→ Supplied data
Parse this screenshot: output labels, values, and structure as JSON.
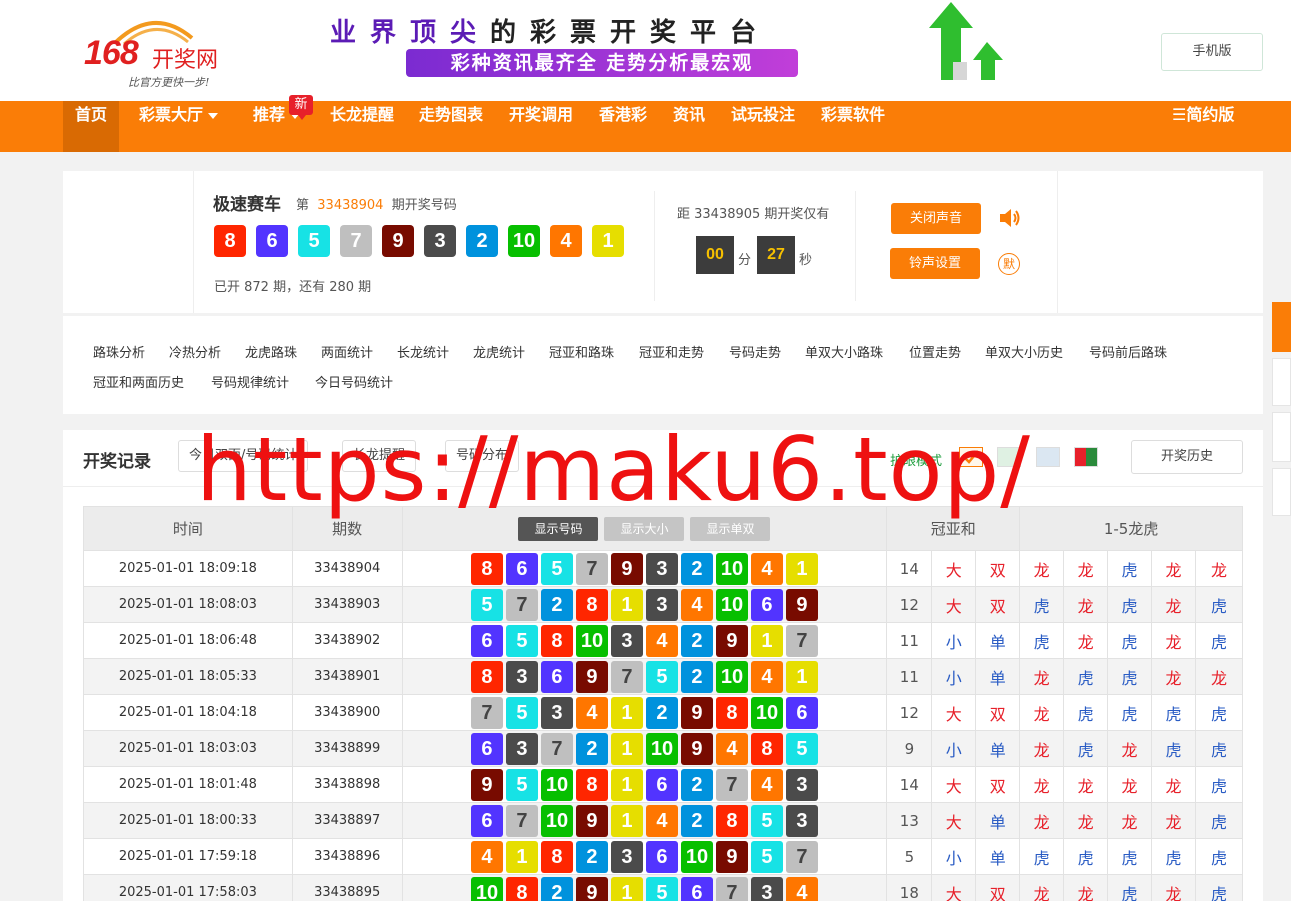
{
  "header": {
    "logo_num": "168",
    "logo_word": "开奖网",
    "logo_slogan": "比官方更快一步!",
    "banner_line1_a": "业界顶尖",
    "banner_line1_b": "的彩票开奖平台",
    "banner_line2": "彩种资讯最齐全  走势分析最宏观",
    "mobile_label": "手机版"
  },
  "nav": {
    "items": [
      "首页",
      "彩票大厅",
      "推荐",
      "长龙提醒",
      "走势图表",
      "开奖调用",
      "香港彩",
      "资讯",
      "试玩投注",
      "彩票软件"
    ],
    "new_badge": "新",
    "simple_mode": "☰简约版"
  },
  "draw": {
    "game_name": "极速赛车",
    "issue_prefix": "第",
    "issue": "33438904",
    "issue_suffix": "期开奖号码",
    "numbers": [
      8,
      6,
      5,
      7,
      9,
      3,
      2,
      10,
      4,
      1
    ],
    "opened_text": "已开 872 期，还有 280 期",
    "next_text": "距 33438905 期开奖仅有",
    "minutes": "00",
    "minute_unit": "分",
    "seconds": "27",
    "second_unit": "秒",
    "sound_off_label": "关闭声音",
    "ring_label": "铃声设置",
    "mute_label": "默"
  },
  "links": [
    "路珠分析",
    "冷热分析",
    "龙虎路珠",
    "两面统计",
    "长龙统计",
    "龙虎统计",
    "冠亚和路珠",
    "冠亚和走势",
    "号码走势",
    "单双大小路珠",
    "位置走势",
    "单双大小历史",
    "号码前后路珠",
    "冠亚和两面历史",
    "号码规律统计",
    "今日号码统计"
  ],
  "records": {
    "title": "开奖记录",
    "btn_today": "今日双面/号码统计",
    "btn_long": "长龙提醒",
    "btn_dist": "号码分布",
    "eye_mode": "护眼模式",
    "history_btn": "开奖历史",
    "col_time": "时间",
    "col_issue": "期数",
    "toggle_num": "显示号码",
    "toggle_size": "显示大小",
    "toggle_odd": "显示单双",
    "col_sum": "冠亚和",
    "col_dragon": "1-5龙虎",
    "rows": [
      {
        "time": "2025-01-01 18:09:18",
        "issue": "33438904",
        "nums": [
          8,
          6,
          5,
          7,
          9,
          3,
          2,
          10,
          4,
          1
        ],
        "sum": "14",
        "size": "大",
        "odd": "双",
        "dt": [
          "龙",
          "龙",
          "虎",
          "龙",
          "龙"
        ]
      },
      {
        "time": "2025-01-01 18:08:03",
        "issue": "33438903",
        "nums": [
          5,
          7,
          2,
          8,
          1,
          3,
          4,
          10,
          6,
          9
        ],
        "sum": "12",
        "size": "大",
        "odd": "双",
        "dt": [
          "虎",
          "龙",
          "虎",
          "龙",
          "虎"
        ]
      },
      {
        "time": "2025-01-01 18:06:48",
        "issue": "33438902",
        "nums": [
          6,
          5,
          8,
          10,
          3,
          4,
          2,
          9,
          1,
          7
        ],
        "sum": "11",
        "size": "小",
        "odd": "单",
        "dt": [
          "虎",
          "龙",
          "虎",
          "龙",
          "虎"
        ]
      },
      {
        "time": "2025-01-01 18:05:33",
        "issue": "33438901",
        "nums": [
          8,
          3,
          6,
          9,
          7,
          5,
          2,
          10,
          4,
          1
        ],
        "sum": "11",
        "size": "小",
        "odd": "单",
        "dt": [
          "龙",
          "虎",
          "虎",
          "龙",
          "龙"
        ]
      },
      {
        "time": "2025-01-01 18:04:18",
        "issue": "33438900",
        "nums": [
          7,
          5,
          3,
          4,
          1,
          2,
          9,
          8,
          10,
          6
        ],
        "sum": "12",
        "size": "大",
        "odd": "双",
        "dt": [
          "龙",
          "虎",
          "虎",
          "虎",
          "虎"
        ]
      },
      {
        "time": "2025-01-01 18:03:03",
        "issue": "33438899",
        "nums": [
          6,
          3,
          7,
          2,
          1,
          10,
          9,
          4,
          8,
          5
        ],
        "sum": "9",
        "size": "小",
        "odd": "单",
        "dt": [
          "龙",
          "虎",
          "龙",
          "虎",
          "虎"
        ]
      },
      {
        "time": "2025-01-01 18:01:48",
        "issue": "33438898",
        "nums": [
          9,
          5,
          10,
          8,
          1,
          6,
          2,
          7,
          4,
          3
        ],
        "sum": "14",
        "size": "大",
        "odd": "双",
        "dt": [
          "龙",
          "龙",
          "龙",
          "龙",
          "虎"
        ]
      },
      {
        "time": "2025-01-01 18:00:33",
        "issue": "33438897",
        "nums": [
          6,
          7,
          10,
          9,
          1,
          4,
          2,
          8,
          5,
          3
        ],
        "sum": "13",
        "size": "大",
        "odd": "单",
        "dt": [
          "龙",
          "龙",
          "龙",
          "龙",
          "虎"
        ]
      },
      {
        "time": "2025-01-01 17:59:18",
        "issue": "33438896",
        "nums": [
          4,
          1,
          8,
          2,
          3,
          6,
          10,
          9,
          5,
          7
        ],
        "sum": "5",
        "size": "小",
        "odd": "单",
        "dt": [
          "虎",
          "虎",
          "虎",
          "虎",
          "虎"
        ]
      },
      {
        "time": "2025-01-01 17:58:03",
        "issue": "33438895",
        "nums": [
          10,
          8,
          2,
          9,
          1,
          5,
          6,
          7,
          3,
          4
        ],
        "sum": "18",
        "size": "大",
        "odd": "双",
        "dt": [
          "龙",
          "龙",
          "虎",
          "龙",
          "虎"
        ]
      }
    ]
  },
  "watermark": "https://maku6.top/",
  "colors": {
    "orange": "#fa7d07",
    "ball_1": "#e6de00",
    "ball_2": "#0092dd",
    "ball_3": "#4b4b4b",
    "ball_4": "#ff7600",
    "ball_5": "#17e2e5",
    "ball_6": "#5234ff",
    "ball_7": "#bfbfbf",
    "ball_8": "#ff2600",
    "ball_9": "#780b00",
    "ball_10": "#07bf00"
  },
  "icons": [
    "speaker-icon",
    "menu-icon",
    "check-icon"
  ]
}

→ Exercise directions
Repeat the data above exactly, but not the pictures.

→ Exercise output
Parse this screenshot: output labels, values, and structure as JSON.
{
  "header": {
    "logo_num": "168",
    "logo_word": "开奖网",
    "logo_slogan": "比官方更快一步!",
    "banner_line1_a": "业界顶尖",
    "banner_line1_b": "的彩票开奖平台",
    "banner_line2": "彩种资讯最齐全  走势分析最宏观",
    "mobile_label": "手机版"
  },
  "nav": {
    "items": [
      "首页",
      "彩票大厅",
      "推荐",
      "长龙提醒",
      "走势图表",
      "开奖调用",
      "香港彩",
      "资讯",
      "试玩投注",
      "彩票软件"
    ],
    "new_badge": "新",
    "simple_mode": "☰简约版"
  },
  "draw": {
    "game_name": "极速赛车",
    "issue_prefix": "第",
    "issue": "33438904",
    "issue_suffix": "期开奖号码",
    "numbers": [
      8,
      6,
      5,
      7,
      9,
      3,
      2,
      10,
      4,
      1
    ],
    "opened_text": "已开 872 期，还有 280 期",
    "next_text": "距 33438905 期开奖仅有",
    "minutes": "00",
    "minute_unit": "分",
    "seconds": "27",
    "second_unit": "秒",
    "sound_off_label": "关闭声音",
    "ring_label": "铃声设置",
    "mute_label": "默"
  },
  "links": [
    "路珠分析",
    "冷热分析",
    "龙虎路珠",
    "两面统计",
    "长龙统计",
    "龙虎统计",
    "冠亚和路珠",
    "冠亚和走势",
    "号码走势",
    "单双大小路珠",
    "位置走势",
    "单双大小历史",
    "号码前后路珠",
    "冠亚和两面历史",
    "号码规律统计",
    "今日号码统计"
  ],
  "records": {
    "title": "开奖记录",
    "btn_today": "今日双面/号码统计",
    "btn_long": "长龙提醒",
    "btn_dist": "号码分布",
    "eye_mode": "护眼模式",
    "history_btn": "开奖历史",
    "col_time": "时间",
    "col_issue": "期数",
    "toggle_num": "显示号码",
    "toggle_size": "显示大小",
    "toggle_odd": "显示单双",
    "col_sum": "冠亚和",
    "col_dragon": "1-5龙虎",
    "rows": [
      {
        "time": "2025-01-01 18:09:18",
        "issue": "33438904",
        "nums": [
          8,
          6,
          5,
          7,
          9,
          3,
          2,
          10,
          4,
          1
        ],
        "sum": "14",
        "size": "大",
        "odd": "双",
        "dt": [
          "龙",
          "龙",
          "虎",
          "龙",
          "龙"
        ]
      },
      {
        "time": "2025-01-01 18:08:03",
        "issue": "33438903",
        "nums": [
          5,
          7,
          2,
          8,
          1,
          3,
          4,
          10,
          6,
          9
        ],
        "sum": "12",
        "size": "大",
        "odd": "双",
        "dt": [
          "虎",
          "龙",
          "虎",
          "龙",
          "虎"
        ]
      },
      {
        "time": "2025-01-01 18:06:48",
        "issue": "33438902",
        "nums": [
          6,
          5,
          8,
          10,
          3,
          4,
          2,
          9,
          1,
          7
        ],
        "sum": "11",
        "size": "小",
        "odd": "单",
        "dt": [
          "虎",
          "龙",
          "虎",
          "龙",
          "虎"
        ]
      },
      {
        "time": "2025-01-01 18:05:33",
        "issue": "33438901",
        "nums": [
          8,
          3,
          6,
          9,
          7,
          5,
          2,
          10,
          4,
          1
        ],
        "sum": "11",
        "size": "小",
        "odd": "单",
        "dt": [
          "龙",
          "虎",
          "虎",
          "龙",
          "龙"
        ]
      },
      {
        "time": "2025-01-01 18:04:18",
        "issue": "33438900",
        "nums": [
          7,
          5,
          3,
          4,
          1,
          2,
          9,
          8,
          10,
          6
        ],
        "sum": "12",
        "size": "大",
        "odd": "双",
        "dt": [
          "龙",
          "虎",
          "虎",
          "虎",
          "虎"
        ]
      },
      {
        "time": "2025-01-01 18:03:03",
        "issue": "33438899",
        "nums": [
          6,
          3,
          7,
          2,
          1,
          10,
          9,
          4,
          8,
          5
        ],
        "sum": "9",
        "size": "小",
        "odd": "单",
        "dt": [
          "龙",
          "虎",
          "龙",
          "虎",
          "虎"
        ]
      },
      {
        "time": "2025-01-01 18:01:48",
        "issue": "33438898",
        "nums": [
          9,
          5,
          10,
          8,
          1,
          6,
          2,
          7,
          4,
          3
        ],
        "sum": "14",
        "size": "大",
        "odd": "双",
        "dt": [
          "龙",
          "龙",
          "龙",
          "龙",
          "虎"
        ]
      },
      {
        "time": "2025-01-01 18:00:33",
        "issue": "33438897",
        "nums": [
          6,
          7,
          10,
          9,
          1,
          4,
          2,
          8,
          5,
          3
        ],
        "sum": "13",
        "size": "大",
        "odd": "单",
        "dt": [
          "龙",
          "龙",
          "龙",
          "龙",
          "虎"
        ]
      },
      {
        "time": "2025-01-01 17:59:18",
        "issue": "33438896",
        "nums": [
          4,
          1,
          8,
          2,
          3,
          6,
          10,
          9,
          5,
          7
        ],
        "sum": "5",
        "size": "小",
        "odd": "单",
        "dt": [
          "虎",
          "虎",
          "虎",
          "虎",
          "虎"
        ]
      },
      {
        "time": "2025-01-01 17:58:03",
        "issue": "33438895",
        "nums": [
          10,
          8,
          2,
          9,
          1,
          5,
          6,
          7,
          3,
          4
        ],
        "sum": "18",
        "size": "大",
        "odd": "双",
        "dt": [
          "龙",
          "龙",
          "虎",
          "龙",
          "虎"
        ]
      }
    ]
  },
  "watermark": "https://maku6.top/",
  "colors": {
    "orange": "#fa7d07",
    "ball_1": "#e6de00",
    "ball_2": "#0092dd",
    "ball_3": "#4b4b4b",
    "ball_4": "#ff7600",
    "ball_5": "#17e2e5",
    "ball_6": "#5234ff",
    "ball_7": "#bfbfbf",
    "ball_8": "#ff2600",
    "ball_9": "#780b00",
    "ball_10": "#07bf00"
  },
  "icons": [
    "speaker-icon",
    "menu-icon",
    "check-icon"
  ]
}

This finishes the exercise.